• What you should do:
Although the records contain pictures, only their text should be repeated, exactly as it stands.

[Items from a dataset]
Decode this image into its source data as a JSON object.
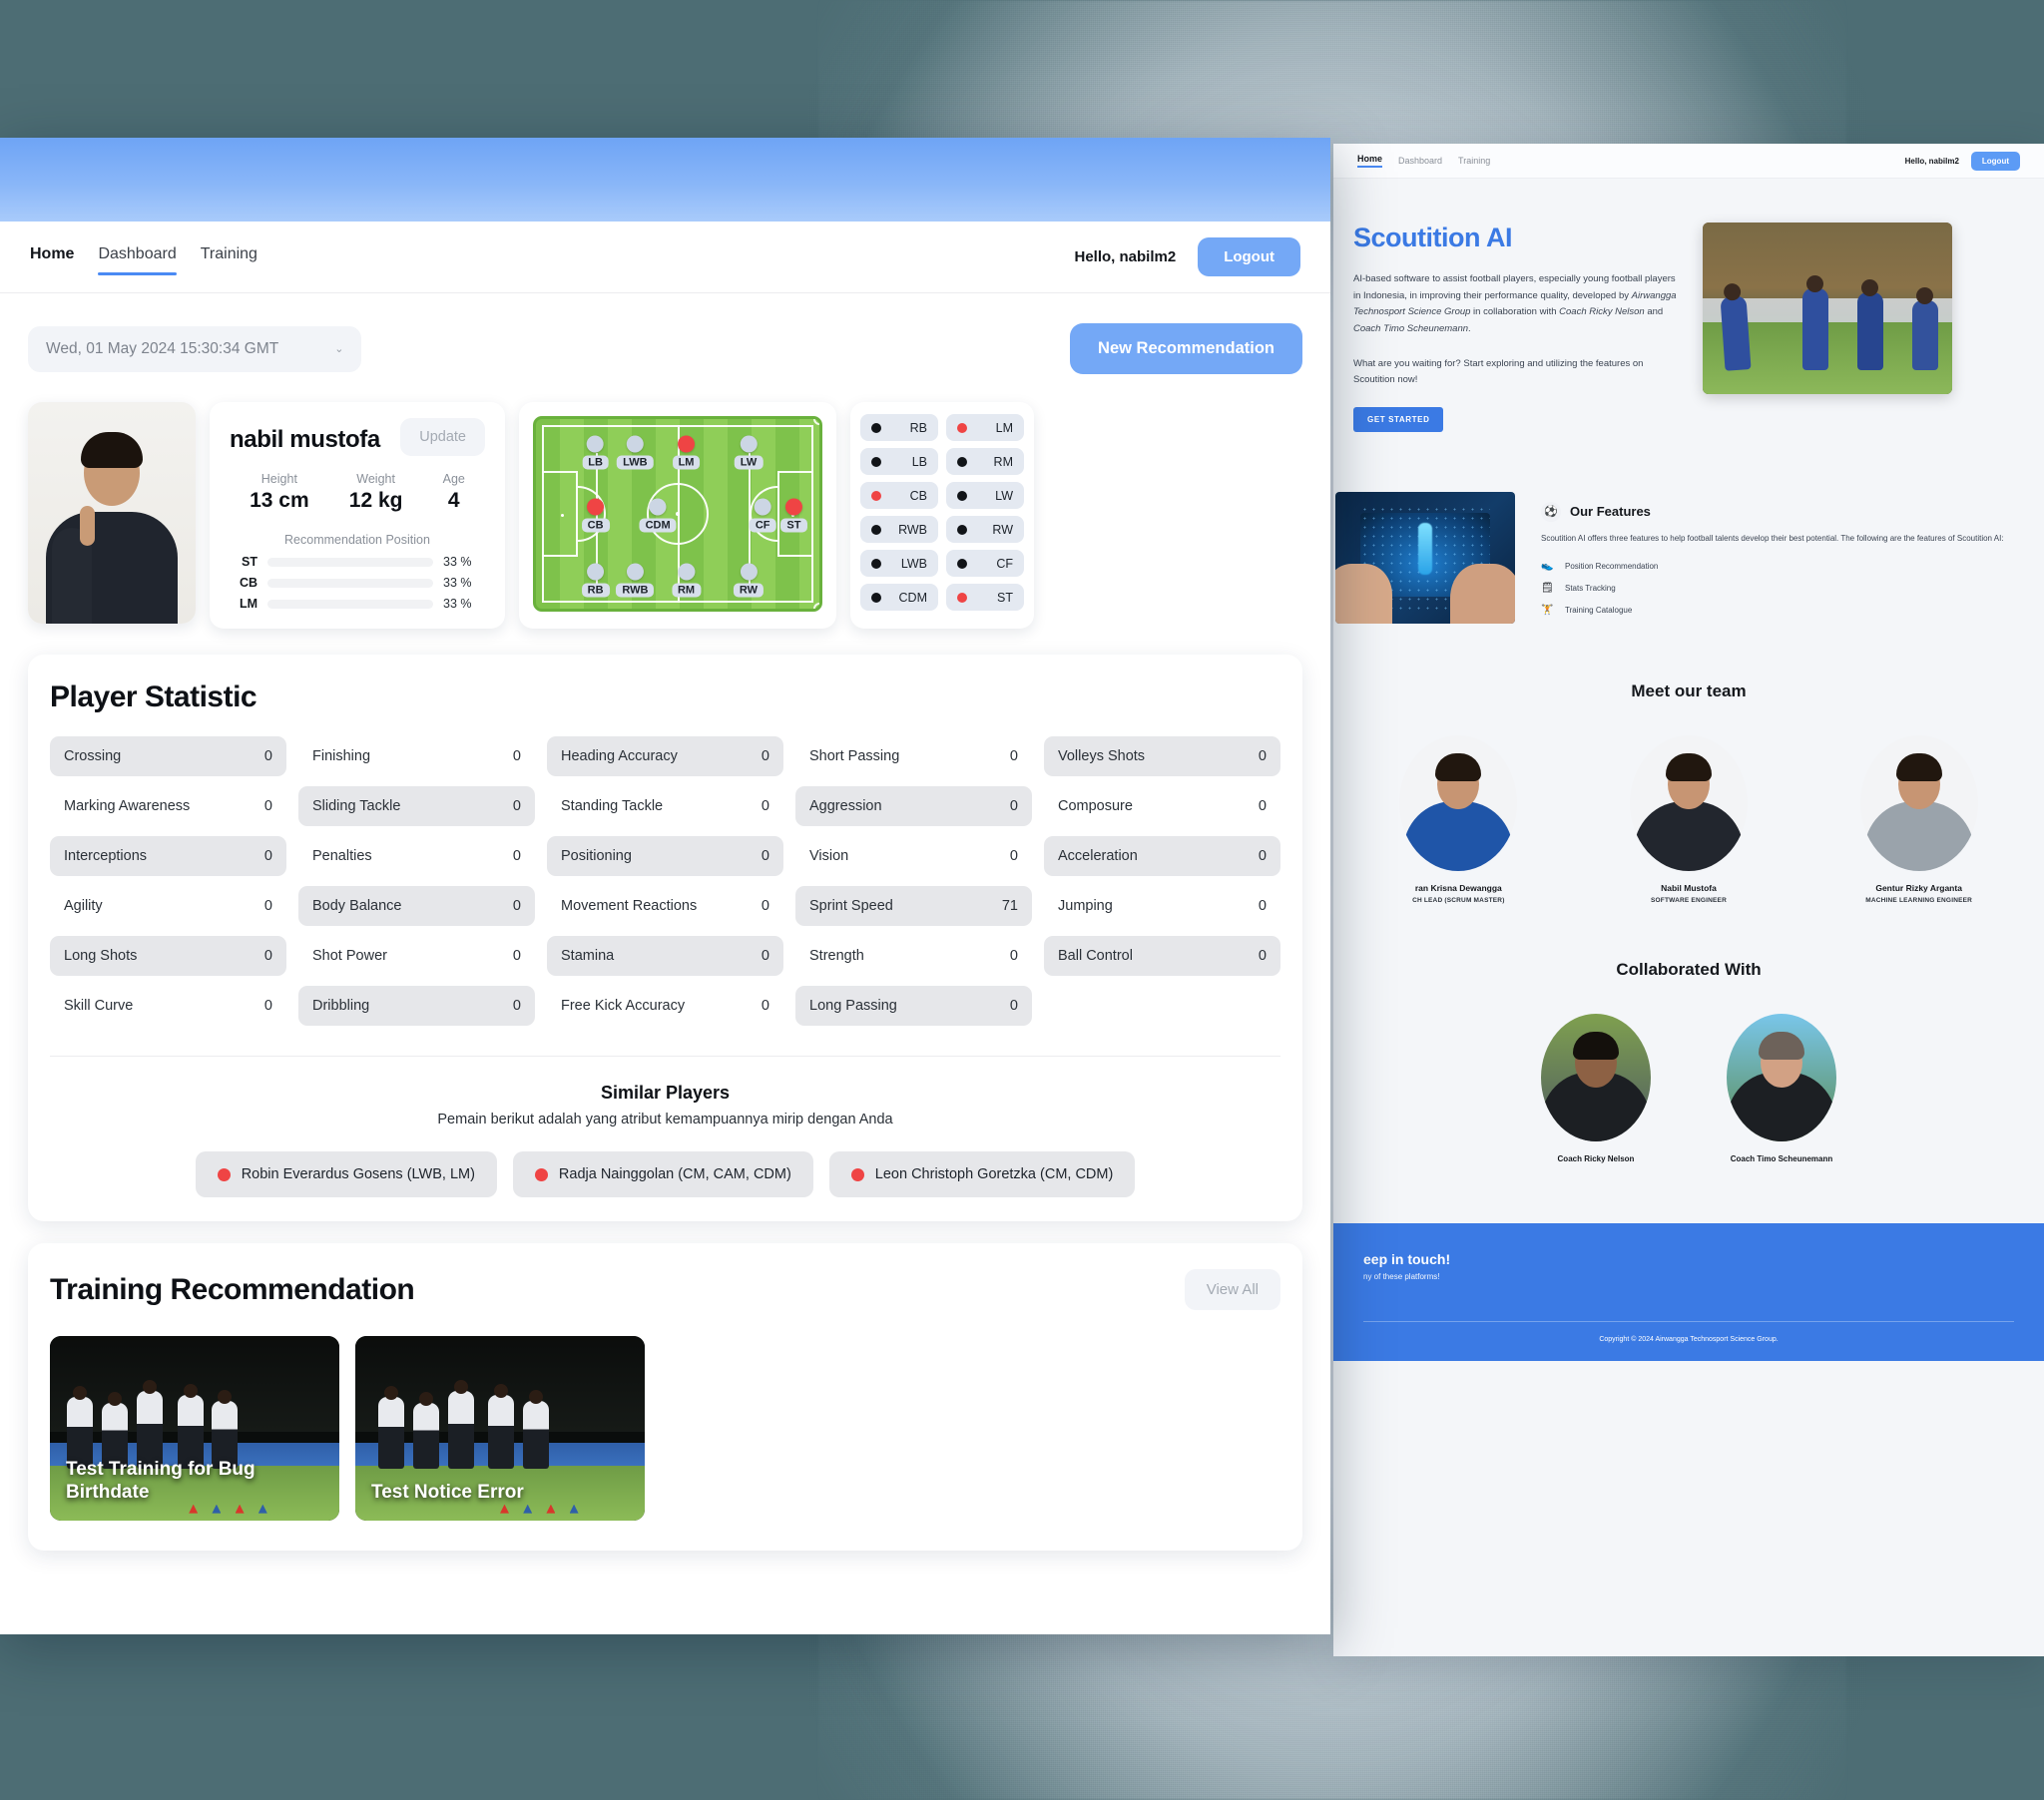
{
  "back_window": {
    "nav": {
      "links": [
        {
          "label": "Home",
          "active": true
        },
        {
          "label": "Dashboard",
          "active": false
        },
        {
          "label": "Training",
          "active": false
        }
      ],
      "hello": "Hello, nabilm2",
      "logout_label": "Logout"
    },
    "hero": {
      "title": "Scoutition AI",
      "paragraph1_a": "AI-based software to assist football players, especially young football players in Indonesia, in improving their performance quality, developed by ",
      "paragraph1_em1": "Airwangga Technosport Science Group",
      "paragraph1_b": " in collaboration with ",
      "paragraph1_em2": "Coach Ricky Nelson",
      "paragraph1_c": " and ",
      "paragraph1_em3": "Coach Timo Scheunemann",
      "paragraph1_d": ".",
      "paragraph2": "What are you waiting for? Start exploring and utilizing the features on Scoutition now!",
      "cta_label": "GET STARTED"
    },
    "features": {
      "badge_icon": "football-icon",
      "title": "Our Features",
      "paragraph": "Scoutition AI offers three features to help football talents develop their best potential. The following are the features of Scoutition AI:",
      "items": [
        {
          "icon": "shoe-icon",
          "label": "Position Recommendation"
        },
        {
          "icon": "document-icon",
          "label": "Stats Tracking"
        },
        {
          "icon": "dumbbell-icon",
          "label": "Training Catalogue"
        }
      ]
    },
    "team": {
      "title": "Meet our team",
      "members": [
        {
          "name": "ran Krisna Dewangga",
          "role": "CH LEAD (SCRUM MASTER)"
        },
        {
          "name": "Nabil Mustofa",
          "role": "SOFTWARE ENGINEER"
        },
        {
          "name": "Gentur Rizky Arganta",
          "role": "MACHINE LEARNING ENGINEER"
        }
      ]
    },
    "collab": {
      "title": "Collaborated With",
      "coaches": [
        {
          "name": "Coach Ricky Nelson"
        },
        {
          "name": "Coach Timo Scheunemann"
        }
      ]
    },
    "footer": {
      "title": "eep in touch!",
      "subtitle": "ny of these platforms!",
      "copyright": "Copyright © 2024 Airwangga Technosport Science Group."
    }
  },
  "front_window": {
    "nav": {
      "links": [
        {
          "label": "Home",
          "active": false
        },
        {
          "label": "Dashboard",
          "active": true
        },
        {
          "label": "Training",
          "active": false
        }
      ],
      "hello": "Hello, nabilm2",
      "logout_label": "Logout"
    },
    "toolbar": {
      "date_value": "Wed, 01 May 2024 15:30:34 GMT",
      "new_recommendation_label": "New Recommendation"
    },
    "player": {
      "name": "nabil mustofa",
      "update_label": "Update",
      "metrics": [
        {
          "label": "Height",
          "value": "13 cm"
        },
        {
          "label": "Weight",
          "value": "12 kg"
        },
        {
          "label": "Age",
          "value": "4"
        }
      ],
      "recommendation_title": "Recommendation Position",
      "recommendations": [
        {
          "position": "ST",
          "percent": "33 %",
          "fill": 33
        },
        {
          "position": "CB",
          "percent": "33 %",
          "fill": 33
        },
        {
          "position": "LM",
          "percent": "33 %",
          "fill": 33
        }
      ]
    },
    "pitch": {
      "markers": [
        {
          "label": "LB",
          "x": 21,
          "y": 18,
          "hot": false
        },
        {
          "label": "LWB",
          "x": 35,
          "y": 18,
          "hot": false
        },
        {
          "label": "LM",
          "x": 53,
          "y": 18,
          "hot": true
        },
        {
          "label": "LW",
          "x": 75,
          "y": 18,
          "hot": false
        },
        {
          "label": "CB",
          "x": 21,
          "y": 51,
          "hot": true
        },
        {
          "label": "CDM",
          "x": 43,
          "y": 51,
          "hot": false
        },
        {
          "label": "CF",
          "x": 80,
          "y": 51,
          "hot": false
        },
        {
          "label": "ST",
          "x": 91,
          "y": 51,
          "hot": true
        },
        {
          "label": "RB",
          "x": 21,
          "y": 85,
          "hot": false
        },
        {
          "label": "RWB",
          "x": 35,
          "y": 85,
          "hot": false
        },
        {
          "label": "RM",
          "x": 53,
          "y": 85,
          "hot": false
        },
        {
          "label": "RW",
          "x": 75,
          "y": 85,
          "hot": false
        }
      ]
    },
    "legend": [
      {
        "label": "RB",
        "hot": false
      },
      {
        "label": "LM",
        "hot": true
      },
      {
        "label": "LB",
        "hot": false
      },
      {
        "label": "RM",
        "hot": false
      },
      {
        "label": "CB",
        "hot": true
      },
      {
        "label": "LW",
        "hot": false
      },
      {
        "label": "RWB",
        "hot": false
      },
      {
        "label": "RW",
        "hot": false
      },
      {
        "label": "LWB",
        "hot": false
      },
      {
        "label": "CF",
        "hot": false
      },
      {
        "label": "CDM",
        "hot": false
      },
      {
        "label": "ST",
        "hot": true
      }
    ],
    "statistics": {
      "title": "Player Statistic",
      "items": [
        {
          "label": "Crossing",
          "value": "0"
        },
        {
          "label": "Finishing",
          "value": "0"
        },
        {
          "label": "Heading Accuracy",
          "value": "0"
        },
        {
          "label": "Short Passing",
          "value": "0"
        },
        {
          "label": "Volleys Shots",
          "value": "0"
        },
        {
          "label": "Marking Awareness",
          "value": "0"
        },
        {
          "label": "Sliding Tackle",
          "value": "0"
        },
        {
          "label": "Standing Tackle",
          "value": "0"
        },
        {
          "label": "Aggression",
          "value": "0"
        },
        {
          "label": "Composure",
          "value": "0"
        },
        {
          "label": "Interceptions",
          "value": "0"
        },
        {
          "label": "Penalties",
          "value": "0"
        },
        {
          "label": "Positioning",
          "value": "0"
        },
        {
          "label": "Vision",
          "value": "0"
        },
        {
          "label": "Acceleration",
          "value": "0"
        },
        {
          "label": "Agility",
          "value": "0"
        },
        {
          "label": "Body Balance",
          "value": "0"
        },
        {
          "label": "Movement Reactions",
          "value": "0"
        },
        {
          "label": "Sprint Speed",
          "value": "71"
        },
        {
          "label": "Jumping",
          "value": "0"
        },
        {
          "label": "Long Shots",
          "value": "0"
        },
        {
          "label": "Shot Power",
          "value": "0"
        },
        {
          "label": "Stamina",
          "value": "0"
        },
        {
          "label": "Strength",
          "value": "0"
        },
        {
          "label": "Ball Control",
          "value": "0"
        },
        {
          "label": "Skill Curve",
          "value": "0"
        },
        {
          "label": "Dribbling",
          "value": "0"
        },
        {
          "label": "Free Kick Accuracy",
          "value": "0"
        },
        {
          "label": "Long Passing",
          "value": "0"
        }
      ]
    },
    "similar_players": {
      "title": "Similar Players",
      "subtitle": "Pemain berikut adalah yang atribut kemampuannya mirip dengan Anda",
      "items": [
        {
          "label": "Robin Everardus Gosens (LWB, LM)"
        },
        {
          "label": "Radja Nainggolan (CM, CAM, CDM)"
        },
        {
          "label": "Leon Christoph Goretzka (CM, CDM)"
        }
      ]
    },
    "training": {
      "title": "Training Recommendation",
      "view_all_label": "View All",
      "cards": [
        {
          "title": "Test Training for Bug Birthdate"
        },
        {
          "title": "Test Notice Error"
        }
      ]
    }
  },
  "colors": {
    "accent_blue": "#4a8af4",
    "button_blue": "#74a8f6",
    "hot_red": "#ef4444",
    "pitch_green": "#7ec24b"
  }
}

• The completed task:
Decode this image into its source data as a JSON object.
{
  "back_window": {
    "nav": {
      "links": [
        {
          "label": "Home",
          "active": true
        },
        {
          "label": "Dashboard",
          "active": false
        },
        {
          "label": "Training",
          "active": false
        }
      ],
      "hello": "Hello, nabilm2",
      "logout_label": "Logout"
    },
    "hero": {
      "title": "Scoutition AI",
      "paragraph1_a": "AI-based software to assist football players, especially young football players in Indonesia, in improving their performance quality, developed by ",
      "paragraph1_em1": "Airwangga Technosport Science Group",
      "paragraph1_b": " in collaboration with ",
      "paragraph1_em2": "Coach Ricky Nelson",
      "paragraph1_c": " and ",
      "paragraph1_em3": "Coach Timo Scheunemann",
      "paragraph1_d": ".",
      "paragraph2": "What are you waiting for? Start exploring and utilizing the features on Scoutition now!",
      "cta_label": "GET STARTED"
    },
    "features": {
      "badge_icon": "football-icon",
      "title": "Our Features",
      "paragraph": "Scoutition AI offers three features to help football talents develop their best potential. The following are the features of Scoutition AI:",
      "items": [
        {
          "icon": "shoe-icon",
          "label": "Position Recommendation"
        },
        {
          "icon": "document-icon",
          "label": "Stats Tracking"
        },
        {
          "icon": "dumbbell-icon",
          "label": "Training Catalogue"
        }
      ]
    },
    "team": {
      "title": "Meet our team",
      "members": [
        {
          "name": "ran Krisna Dewangga",
          "role": "CH LEAD (SCRUM MASTER)"
        },
        {
          "name": "Nabil Mustofa",
          "role": "SOFTWARE ENGINEER"
        },
        {
          "name": "Gentur Rizky Arganta",
          "role": "MACHINE LEARNING ENGINEER"
        }
      ]
    },
    "collab": {
      "title": "Collaborated With",
      "coaches": [
        {
          "name": "Coach Ricky Nelson"
        },
        {
          "name": "Coach Timo Scheunemann"
        }
      ]
    },
    "footer": {
      "title": "eep in touch!",
      "subtitle": "ny of these platforms!",
      "copyright": "Copyright © 2024 Airwangga Technosport Science Group."
    }
  },
  "front_window": {
    "nav": {
      "links": [
        {
          "label": "Home",
          "active": false
        },
        {
          "label": "Dashboard",
          "active": true
        },
        {
          "label": "Training",
          "active": false
        }
      ],
      "hello": "Hello, nabilm2",
      "logout_label": "Logout"
    },
    "toolbar": {
      "date_value": "Wed, 01 May 2024 15:30:34 GMT",
      "new_recommendation_label": "New Recommendation"
    },
    "player": {
      "name": "nabil mustofa",
      "update_label": "Update",
      "metrics": [
        {
          "label": "Height",
          "value": "13 cm"
        },
        {
          "label": "Weight",
          "value": "12 kg"
        },
        {
          "label": "Age",
          "value": "4"
        }
      ],
      "recommendation_title": "Recommendation Position",
      "recommendations": [
        {
          "position": "ST",
          "percent": "33 %",
          "fill": 33
        },
        {
          "position": "CB",
          "percent": "33 %",
          "fill": 33
        },
        {
          "position": "LM",
          "percent": "33 %",
          "fill": 33
        }
      ]
    },
    "pitch": {
      "markers": [
        {
          "label": "LB",
          "x": 21,
          "y": 18,
          "hot": false
        },
        {
          "label": "LWB",
          "x": 35,
          "y": 18,
          "hot": false
        },
        {
          "label": "LM",
          "x": 53,
          "y": 18,
          "hot": true
        },
        {
          "label": "LW",
          "x": 75,
          "y": 18,
          "hot": false
        },
        {
          "label": "CB",
          "x": 21,
          "y": 51,
          "hot": true
        },
        {
          "label": "CDM",
          "x": 43,
          "y": 51,
          "hot": false
        },
        {
          "label": "CF",
          "x": 80,
          "y": 51,
          "hot": false
        },
        {
          "label": "ST",
          "x": 91,
          "y": 51,
          "hot": true
        },
        {
          "label": "RB",
          "x": 21,
          "y": 85,
          "hot": false
        },
        {
          "label": "RWB",
          "x": 35,
          "y": 85,
          "hot": false
        },
        {
          "label": "RM",
          "x": 53,
          "y": 85,
          "hot": false
        },
        {
          "label": "RW",
          "x": 75,
          "y": 85,
          "hot": false
        }
      ]
    },
    "legend": [
      {
        "label": "RB",
        "hot": false
      },
      {
        "label": "LM",
        "hot": true
      },
      {
        "label": "LB",
        "hot": false
      },
      {
        "label": "RM",
        "hot": false
      },
      {
        "label": "CB",
        "hot": true
      },
      {
        "label": "LW",
        "hot": false
      },
      {
        "label": "RWB",
        "hot": false
      },
      {
        "label": "RW",
        "hot": false
      },
      {
        "label": "LWB",
        "hot": false
      },
      {
        "label": "CF",
        "hot": false
      },
      {
        "label": "CDM",
        "hot": false
      },
      {
        "label": "ST",
        "hot": true
      }
    ],
    "statistics": {
      "title": "Player Statistic",
      "items": [
        {
          "label": "Crossing",
          "value": "0"
        },
        {
          "label": "Finishing",
          "value": "0"
        },
        {
          "label": "Heading Accuracy",
          "value": "0"
        },
        {
          "label": "Short Passing",
          "value": "0"
        },
        {
          "label": "Volleys Shots",
          "value": "0"
        },
        {
          "label": "Marking Awareness",
          "value": "0"
        },
        {
          "label": "Sliding Tackle",
          "value": "0"
        },
        {
          "label": "Standing Tackle",
          "value": "0"
        },
        {
          "label": "Aggression",
          "value": "0"
        },
        {
          "label": "Composure",
          "value": "0"
        },
        {
          "label": "Interceptions",
          "value": "0"
        },
        {
          "label": "Penalties",
          "value": "0"
        },
        {
          "label": "Positioning",
          "value": "0"
        },
        {
          "label": "Vision",
          "value": "0"
        },
        {
          "label": "Acceleration",
          "value": "0"
        },
        {
          "label": "Agility",
          "value": "0"
        },
        {
          "label": "Body Balance",
          "value": "0"
        },
        {
          "label": "Movement Reactions",
          "value": "0"
        },
        {
          "label": "Sprint Speed",
          "value": "71"
        },
        {
          "label": "Jumping",
          "value": "0"
        },
        {
          "label": "Long Shots",
          "value": "0"
        },
        {
          "label": "Shot Power",
          "value": "0"
        },
        {
          "label": "Stamina",
          "value": "0"
        },
        {
          "label": "Strength",
          "value": "0"
        },
        {
          "label": "Ball Control",
          "value": "0"
        },
        {
          "label": "Skill Curve",
          "value": "0"
        },
        {
          "label": "Dribbling",
          "value": "0"
        },
        {
          "label": "Free Kick Accuracy",
          "value": "0"
        },
        {
          "label": "Long Passing",
          "value": "0"
        }
      ]
    },
    "similar_players": {
      "title": "Similar Players",
      "subtitle": "Pemain berikut adalah yang atribut kemampuannya mirip dengan Anda",
      "items": [
        {
          "label": "Robin Everardus Gosens (LWB, LM)"
        },
        {
          "label": "Radja Nainggolan (CM, CAM, CDM)"
        },
        {
          "label": "Leon Christoph Goretzka (CM, CDM)"
        }
      ]
    },
    "training": {
      "title": "Training Recommendation",
      "view_all_label": "View All",
      "cards": [
        {
          "title": "Test Training for Bug Birthdate"
        },
        {
          "title": "Test Notice Error"
        }
      ]
    }
  },
  "colors": {
    "accent_blue": "#4a8af4",
    "button_blue": "#74a8f6",
    "hot_red": "#ef4444",
    "pitch_green": "#7ec24b"
  }
}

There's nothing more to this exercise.